One issue is whether government standards are strict enough to protect vulnerable populations, she said.

The FDA is reviewing the NRDC letter, but officials are confident in the protocols, said agency spokeswoman Meghan Scott.

The main issue with oil contamination is potential cancer-causing substances called polycyclic aromatic hydrocarbons, or PAHs. These are pollutants that show up in other foods as well, such as grilled meat.

If there is contamination, fish metabolize it fastest, oysters and crabs slowest, and shrimp are somewhere between.

Testing includes “sniffers,” who check for traces of oil and lab tests on ground up seafood to check for signs of contaminants.

Because of strict adherence to procedures, the FDA “feels confident in the safety of seafood coming from these waters,” Ms. Scott said in e-mail. “We also understand that we must remain vigilant to ensure the safety of seafood coming from the Gulf. As such, FDA and NOAA will continue to monitor both water and seafood to ensure that tainted fish is not allowed into the marketplace.”

Like Mr. Mattiuz, John Currence, chef/owner of the City Grocery Restaurant Group in Oxford, Miss., has been getting a lot of questions about Gulf seafood — but not because customers are nervous.

“People have, through the entirety of this crisis, actually questioned us about our seafood because they wanted to support the Gulf fisheries and the Gulf fishermen, not because they were afraid of the quality of what was available out there,” he said.

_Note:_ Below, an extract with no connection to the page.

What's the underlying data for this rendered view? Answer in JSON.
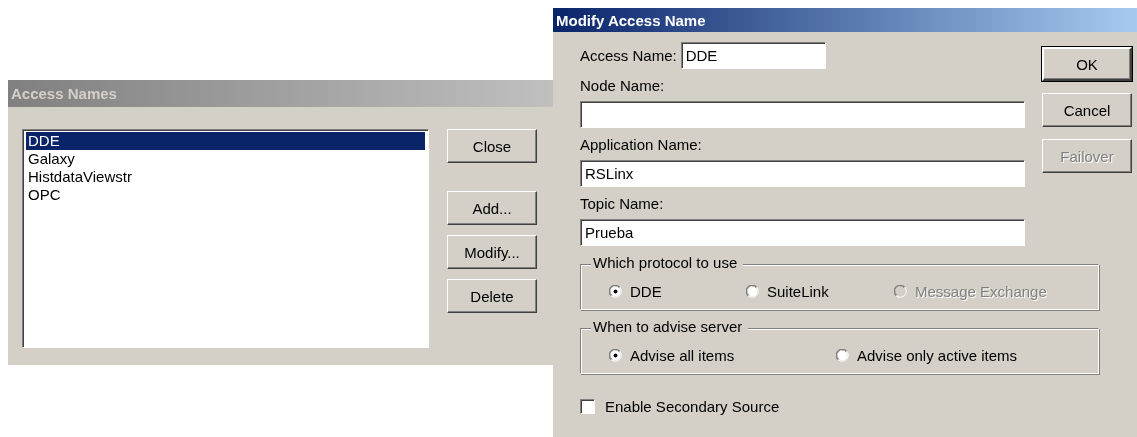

Like others, he is concerned about the long-term effects of the spill, “but nobody has any idea of what the actual answer to that is. So the question is, are we going to sit here and wring our hands in fear for what the future may bring? Or are we going to do our best to make the Gulf heal and be glad for what’s coming through our doors every day that is entirely on par with what we were getting April 19 (before the spill began.)

In Oakland, about a half-dozen customers stopping by Hapuku Fish during a recent lunch-hour seemed unfazed at the idea of buying Gulf seafood. One exception was Louise Booth, a homemaker in the east San Francisco Bay. She wasn’t ready to buy Gulf seafood “for a while. I know it’s been authorized, but …,” she said, shrugging her shoulders.

But regular customer Sharon Francis of Oakland happily selected some fresh Gulf shrimp to go with a paella. “I just trust my fishmonger,” she said. “I know these guys carry the best.”